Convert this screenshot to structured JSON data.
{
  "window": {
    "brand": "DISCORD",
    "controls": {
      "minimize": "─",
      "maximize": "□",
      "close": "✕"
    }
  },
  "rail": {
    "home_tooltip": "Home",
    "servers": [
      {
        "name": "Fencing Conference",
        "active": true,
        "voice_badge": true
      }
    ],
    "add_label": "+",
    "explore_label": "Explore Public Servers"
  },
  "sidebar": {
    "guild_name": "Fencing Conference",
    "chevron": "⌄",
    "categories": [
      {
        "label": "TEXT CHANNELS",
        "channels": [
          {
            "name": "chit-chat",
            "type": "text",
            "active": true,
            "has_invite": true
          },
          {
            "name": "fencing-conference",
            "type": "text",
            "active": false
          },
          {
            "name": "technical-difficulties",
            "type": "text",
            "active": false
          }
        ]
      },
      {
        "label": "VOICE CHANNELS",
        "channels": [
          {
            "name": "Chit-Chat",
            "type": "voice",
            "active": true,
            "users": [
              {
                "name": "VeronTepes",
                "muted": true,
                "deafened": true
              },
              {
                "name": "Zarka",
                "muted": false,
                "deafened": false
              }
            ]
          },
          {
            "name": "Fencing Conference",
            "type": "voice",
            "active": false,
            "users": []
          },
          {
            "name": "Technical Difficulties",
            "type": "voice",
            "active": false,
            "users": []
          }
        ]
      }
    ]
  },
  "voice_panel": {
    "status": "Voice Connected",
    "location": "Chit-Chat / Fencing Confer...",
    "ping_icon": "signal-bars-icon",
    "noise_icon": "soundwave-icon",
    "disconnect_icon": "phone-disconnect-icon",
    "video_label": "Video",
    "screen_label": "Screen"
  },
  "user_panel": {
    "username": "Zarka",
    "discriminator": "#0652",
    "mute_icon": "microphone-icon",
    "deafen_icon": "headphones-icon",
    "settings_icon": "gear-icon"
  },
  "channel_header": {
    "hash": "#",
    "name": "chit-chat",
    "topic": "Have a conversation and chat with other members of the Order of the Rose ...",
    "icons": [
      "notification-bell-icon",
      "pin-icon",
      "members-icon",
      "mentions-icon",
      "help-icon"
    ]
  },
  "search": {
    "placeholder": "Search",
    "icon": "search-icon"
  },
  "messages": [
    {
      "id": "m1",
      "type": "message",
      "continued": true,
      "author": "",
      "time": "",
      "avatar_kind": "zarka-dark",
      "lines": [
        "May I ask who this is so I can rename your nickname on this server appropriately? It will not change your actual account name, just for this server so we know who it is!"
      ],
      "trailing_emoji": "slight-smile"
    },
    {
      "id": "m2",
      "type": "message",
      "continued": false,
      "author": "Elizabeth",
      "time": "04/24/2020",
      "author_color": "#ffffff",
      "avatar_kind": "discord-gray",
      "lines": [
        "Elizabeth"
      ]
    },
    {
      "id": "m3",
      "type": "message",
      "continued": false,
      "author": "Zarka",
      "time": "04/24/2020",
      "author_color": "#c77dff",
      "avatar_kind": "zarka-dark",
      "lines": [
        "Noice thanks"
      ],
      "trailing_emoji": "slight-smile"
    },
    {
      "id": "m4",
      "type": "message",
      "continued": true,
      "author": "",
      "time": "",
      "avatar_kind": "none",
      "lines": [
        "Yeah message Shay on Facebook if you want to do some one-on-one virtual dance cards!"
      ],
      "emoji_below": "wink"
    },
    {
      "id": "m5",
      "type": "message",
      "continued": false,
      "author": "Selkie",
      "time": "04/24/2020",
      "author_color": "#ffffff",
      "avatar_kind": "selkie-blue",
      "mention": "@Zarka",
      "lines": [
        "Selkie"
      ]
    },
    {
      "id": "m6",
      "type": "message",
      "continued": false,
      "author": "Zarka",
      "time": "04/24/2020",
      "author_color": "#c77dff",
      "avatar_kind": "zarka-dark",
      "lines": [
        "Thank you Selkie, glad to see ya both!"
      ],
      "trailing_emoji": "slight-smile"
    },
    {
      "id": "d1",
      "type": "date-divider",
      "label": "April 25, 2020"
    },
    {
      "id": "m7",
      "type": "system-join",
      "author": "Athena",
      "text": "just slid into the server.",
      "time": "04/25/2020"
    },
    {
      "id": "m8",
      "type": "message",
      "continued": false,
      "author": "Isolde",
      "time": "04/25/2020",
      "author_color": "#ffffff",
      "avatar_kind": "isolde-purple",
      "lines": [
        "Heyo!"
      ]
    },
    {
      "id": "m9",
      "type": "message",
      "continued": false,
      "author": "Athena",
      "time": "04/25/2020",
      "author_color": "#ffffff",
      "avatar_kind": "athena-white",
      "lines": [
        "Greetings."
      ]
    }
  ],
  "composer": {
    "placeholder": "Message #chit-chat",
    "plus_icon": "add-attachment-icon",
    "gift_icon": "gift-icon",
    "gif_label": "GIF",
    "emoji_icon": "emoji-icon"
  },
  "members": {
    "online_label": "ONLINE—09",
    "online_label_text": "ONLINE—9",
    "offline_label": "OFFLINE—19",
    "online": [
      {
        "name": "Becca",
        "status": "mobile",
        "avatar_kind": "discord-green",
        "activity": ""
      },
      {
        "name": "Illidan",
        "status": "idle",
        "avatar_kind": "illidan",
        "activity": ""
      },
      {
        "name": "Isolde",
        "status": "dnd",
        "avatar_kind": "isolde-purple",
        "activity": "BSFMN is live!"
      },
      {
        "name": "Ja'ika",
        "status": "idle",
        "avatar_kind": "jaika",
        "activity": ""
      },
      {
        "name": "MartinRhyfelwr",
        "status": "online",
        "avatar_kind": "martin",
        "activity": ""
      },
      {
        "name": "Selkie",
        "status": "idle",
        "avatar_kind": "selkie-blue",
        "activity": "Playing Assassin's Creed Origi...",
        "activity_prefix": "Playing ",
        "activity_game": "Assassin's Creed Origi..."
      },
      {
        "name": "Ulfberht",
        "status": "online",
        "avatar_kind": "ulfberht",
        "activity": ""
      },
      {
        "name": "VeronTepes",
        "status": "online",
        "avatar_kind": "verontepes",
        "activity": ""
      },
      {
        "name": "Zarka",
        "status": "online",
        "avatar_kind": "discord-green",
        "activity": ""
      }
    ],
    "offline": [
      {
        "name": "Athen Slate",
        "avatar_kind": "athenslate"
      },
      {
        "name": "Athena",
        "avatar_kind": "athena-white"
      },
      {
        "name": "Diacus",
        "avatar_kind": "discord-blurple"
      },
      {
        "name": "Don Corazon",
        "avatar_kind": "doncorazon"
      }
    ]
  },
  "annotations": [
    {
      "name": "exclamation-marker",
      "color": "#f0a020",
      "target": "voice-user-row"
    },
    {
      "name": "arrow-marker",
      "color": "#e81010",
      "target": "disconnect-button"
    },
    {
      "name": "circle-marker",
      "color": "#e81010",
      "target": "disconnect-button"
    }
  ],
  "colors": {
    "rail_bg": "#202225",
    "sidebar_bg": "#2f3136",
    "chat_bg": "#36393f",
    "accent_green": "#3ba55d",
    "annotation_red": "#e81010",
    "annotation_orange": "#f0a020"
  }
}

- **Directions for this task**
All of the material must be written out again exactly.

- **Solution to this exercise**
Convert this screenshot to structured JSON data.
{
  "window": {
    "brand": "DISCORD",
    "controls": {
      "minimize": "─",
      "maximize": "□",
      "close": "✕"
    }
  },
  "rail": {
    "home_tooltip": "Home",
    "servers": [
      {
        "name": "Fencing Conference",
        "active": true,
        "voice_badge": true
      }
    ],
    "add_label": "+",
    "explore_label": "Explore Public Servers"
  },
  "sidebar": {
    "guild_name": "Fencing Conference",
    "chevron": "⌄",
    "categories": [
      {
        "label": "TEXT CHANNELS",
        "channels": [
          {
            "name": "chit-chat",
            "type": "text",
            "active": true,
            "has_invite": true
          },
          {
            "name": "fencing-conference",
            "type": "text",
            "active": false
          },
          {
            "name": "technical-difficulties",
            "type": "text",
            "active": false
          }
        ]
      },
      {
        "label": "VOICE CHANNELS",
        "channels": [
          {
            "name": "Chit-Chat",
            "type": "voice",
            "active": true,
            "users": [
              {
                "name": "VeronTepes",
                "muted": true,
                "deafened": true
              },
              {
                "name": "Zarka",
                "muted": false,
                "deafened": false
              }
            ]
          },
          {
            "name": "Fencing Conference",
            "type": "voice",
            "active": false,
            "users": []
          },
          {
            "name": "Technical Difficulties",
            "type": "voice",
            "active": false,
            "users": []
          }
        ]
      }
    ]
  },
  "voice_panel": {
    "status": "Voice Connected",
    "location": "Chit-Chat / Fencing Confer...",
    "ping_icon": "signal-bars-icon",
    "noise_icon": "soundwave-icon",
    "disconnect_icon": "phone-disconnect-icon",
    "video_label": "Video",
    "screen_label": "Screen"
  },
  "user_panel": {
    "username": "Zarka",
    "discriminator": "#0652",
    "mute_icon": "microphone-icon",
    "deafen_icon": "headphones-icon",
    "settings_icon": "gear-icon"
  },
  "channel_header": {
    "hash": "#",
    "name": "chit-chat",
    "topic": "Have a conversation and chat with other members of the Order of the Rose ...",
    "icons": [
      "notification-bell-icon",
      "pin-icon",
      "members-icon",
      "mentions-icon",
      "help-icon"
    ]
  },
  "search": {
    "placeholder": "Search",
    "icon": "search-icon"
  },
  "messages": [
    {
      "id": "m1",
      "type": "message",
      "continued": true,
      "author": "",
      "time": "",
      "avatar_kind": "zarka-dark",
      "lines": [
        "May I ask who this is so I can rename your nickname on this server appropriately? It will not change your actual account name, just for this server so we know who it is!"
      ],
      "trailing_emoji": "slight-smile"
    },
    {
      "id": "m2",
      "type": "message",
      "continued": false,
      "author": "Elizabeth",
      "time": "04/24/2020",
      "author_color": "#ffffff",
      "avatar_kind": "discord-gray",
      "lines": [
        "Elizabeth"
      ]
    },
    {
      "id": "m3",
      "type": "message",
      "continued": false,
      "author": "Zarka",
      "time": "04/24/2020",
      "author_color": "#c77dff",
      "avatar_kind": "zarka-dark",
      "lines": [
        "Noice thanks"
      ],
      "trailing_emoji": "slight-smile"
    },
    {
      "id": "m4",
      "type": "message",
      "continued": true,
      "author": "",
      "time": "",
      "avatar_kind": "none",
      "lines": [
        "Yeah message Shay on Facebook if you want to do some one-on-one virtual dance cards!"
      ],
      "emoji_below": "wink"
    },
    {
      "id": "m5",
      "type": "message",
      "continued": false,
      "author": "Selkie",
      "time": "04/24/2020",
      "author_color": "#ffffff",
      "avatar_kind": "selkie-blue",
      "mention": "@Zarka",
      "lines": [
        "Selkie"
      ]
    },
    {
      "id": "m6",
      "type": "message",
      "continued": false,
      "author": "Zarka",
      "time": "04/24/2020",
      "author_color": "#c77dff",
      "avatar_kind": "zarka-dark",
      "lines": [
        "Thank you Selkie, glad to see ya both!"
      ],
      "trailing_emoji": "slight-smile"
    },
    {
      "id": "d1",
      "type": "date-divider",
      "label": "April 25, 2020"
    },
    {
      "id": "m7",
      "type": "system-join",
      "author": "Athena",
      "text": "just slid into the server.",
      "time": "04/25/2020"
    },
    {
      "id": "m8",
      "type": "message",
      "continued": false,
      "author": "Isolde",
      "time": "04/25/2020",
      "author_color": "#ffffff",
      "avatar_kind": "isolde-purple",
      "lines": [
        "Heyo!"
      ]
    },
    {
      "id": "m9",
      "type": "message",
      "continued": false,
      "author": "Athena",
      "time": "04/25/2020",
      "author_color": "#ffffff",
      "avatar_kind": "athena-white",
      "lines": [
        "Greetings."
      ]
    }
  ],
  "composer": {
    "placeholder": "Message #chit-chat",
    "plus_icon": "add-attachment-icon",
    "gift_icon": "gift-icon",
    "gif_label": "GIF",
    "emoji_icon": "emoji-icon"
  },
  "members": {
    "online_label": "ONLINE—09",
    "online_label_text": "ONLINE—9",
    "offline_label": "OFFLINE—19",
    "online": [
      {
        "name": "Becca",
        "status": "mobile",
        "avatar_kind": "discord-green",
        "activity": ""
      },
      {
        "name": "Illidan",
        "status": "idle",
        "avatar_kind": "illidan",
        "activity": ""
      },
      {
        "name": "Isolde",
        "status": "dnd",
        "avatar_kind": "isolde-purple",
        "activity": "BSFMN is live!"
      },
      {
        "name": "Ja'ika",
        "status": "idle",
        "avatar_kind": "jaika",
        "activity": ""
      },
      {
        "name": "MartinRhyfelwr",
        "status": "online",
        "avatar_kind": "martin",
        "activity": ""
      },
      {
        "name": "Selkie",
        "status": "idle",
        "avatar_kind": "selkie-blue",
        "activity": "Playing Assassin's Creed Origi...",
        "activity_prefix": "Playing ",
        "activity_game": "Assassin's Creed Origi..."
      },
      {
        "name": "Ulfberht",
        "status": "online",
        "avatar_kind": "ulfberht",
        "activity": ""
      },
      {
        "name": "VeronTepes",
        "status": "online",
        "avatar_kind": "verontepes",
        "activity": ""
      },
      {
        "name": "Zarka",
        "status": "online",
        "avatar_kind": "discord-green",
        "activity": ""
      }
    ],
    "offline": [
      {
        "name": "Athen Slate",
        "avatar_kind": "athenslate"
      },
      {
        "name": "Athena",
        "avatar_kind": "athena-white"
      },
      {
        "name": "Diacus",
        "avatar_kind": "discord-blurple"
      },
      {
        "name": "Don Corazon",
        "avatar_kind": "doncorazon"
      }
    ]
  },
  "annotations": [
    {
      "name": "exclamation-marker",
      "color": "#f0a020",
      "target": "voice-user-row"
    },
    {
      "name": "arrow-marker",
      "color": "#e81010",
      "target": "disconnect-button"
    },
    {
      "name": "circle-marker",
      "color": "#e81010",
      "target": "disconnect-button"
    }
  ],
  "colors": {
    "rail_bg": "#202225",
    "sidebar_bg": "#2f3136",
    "chat_bg": "#36393f",
    "accent_green": "#3ba55d",
    "annotation_red": "#e81010",
    "annotation_orange": "#f0a020"
  }
}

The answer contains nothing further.